Though it does not directly deal with rhetoric, this video provides a brief summary of the questions and assertions of “digital ontology.” 

The idea of the binary is something that has troubled rhetoric for centuries. Plato differentiated between writing and oratory, and even in today’s world we find ourselves separating the “real” and the digital. The problem with this thinking, though, is that it fails to account for the many forms that the digital sphere occupies. Coding, in itself, is composition. It is a form of writing, and it has the power to create various forms of media.

How do these pieces interact?

In her article, Rizzo speaks on today’s multiplatform television and how it transforms the position of the viewer into the position of a user. This thinking can be applied to Clemens’ and Nash’s idea of a digital ontology: much like users interact with services like Netflix and Hulu, modern audiences have the opportunity to interact with rhetoric in the digital sphere. Rhetoric is embodied in the digital, It is no longer confined to the written or spoken word,  and instead of simply listening or reading, users navigate through websites and interactive articles that have been rhetorically designed for a modern audience.

Much like multiplatform television, Clemens’ and Nash’s digital ontology blurs the definition between producer, sender, and receiver of content. Clemens and Nash use the example of a Facebook post, asserting that digitization “places the emphasis on a plurality of modulations of the same material. . .” (Clemens and Nash).  Digitization skews our ideas of traditional roles and operations within composition, and therefore within rhetoric.

The Assemblage Theory

Like television, the digital is a multiplatform ‘being” that allows for writing, listening, singing, moving… The digital acts as a conglomerate for our previously binary states of thinking, but it does it through 1’s and 0’s (a binary).  It is an assemblage.


Thinking of the digital as an assemblage allows us to consider modern rhetoric without having to transform it. There is a tendency to think of rhetoric in a new, reinvented sense when speaking of digital rhetoric, but rhetoric is still fundamentally the same. The canons are still relevant today, and the audience is still at the root of our rhetorical endeavors. Rhetoric has not transformed; rather, its medium has.

Are machines rhetors?

One problem that I’m having with this theory of assemblages is the concept of agency.
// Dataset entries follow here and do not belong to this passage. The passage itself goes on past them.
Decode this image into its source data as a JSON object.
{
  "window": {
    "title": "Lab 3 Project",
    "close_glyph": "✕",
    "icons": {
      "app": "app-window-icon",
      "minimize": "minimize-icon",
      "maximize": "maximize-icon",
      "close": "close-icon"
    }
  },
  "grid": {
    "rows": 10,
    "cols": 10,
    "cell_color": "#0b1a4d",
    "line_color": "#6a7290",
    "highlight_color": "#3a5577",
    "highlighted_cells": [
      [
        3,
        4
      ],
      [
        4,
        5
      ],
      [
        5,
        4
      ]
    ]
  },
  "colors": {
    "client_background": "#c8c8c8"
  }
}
Are machines rhetors? They process information, and we write for them, but can they study and practice rhetoric?

“These processes also affect how agency operates within an assemblage. Firstly, agency cannot be attributed to any one component or actant, human or non-human but emerges from the association of different parts. ” (Rizzo).

Although data is modulated through machines, I cannot bring myself to assign them agency. Everything that exists digitally was initiated by a human, even if that human simply entered code into a webpage. Instead of thinking of machines as rhetors, I would like to consider them rhetorical interpreters. Clemens and Nash touch briefly on the idea of the digital being performative


Digital rhetoric disrupts our perception of rhetoric because it is an assemblage. This assemblage, if embraced, has the power to distance human thinking from a binary existence and bring it to a more cohesive, cooperative state. Rhetoric as an assemblage is embodied through the digital sphere, and it emerges through modulations of human-generated ideas (code). Although digital rhetoric is an assemblage of media and agents, I believe we cannot jump to the idea of machines as agents; rather, they simply interpret and modulate performances of the human experience.


Clemens, Justin, and Adam Nash. “Being and Media: Digital Ontology after the Event of the End of Media.” The Fibreculture Journal 24. Web. 20 Feb. 2016.

PBS Idea Channel. “Is the Universe A Computer?” YouTube. YouTube, 12 June 2013. Web. 22 Feb. 2016.

Photo: Popescu, Adam. “Coding Is the Must-Have Job Skill of the Future.” Mashable. 30 Apr. 2013. Web. 22 Feb. 2016.

Rizzo, Teresa. “Television Assemblages.” The Fibreculture Journal 24. Web. 21 Feb. 2016.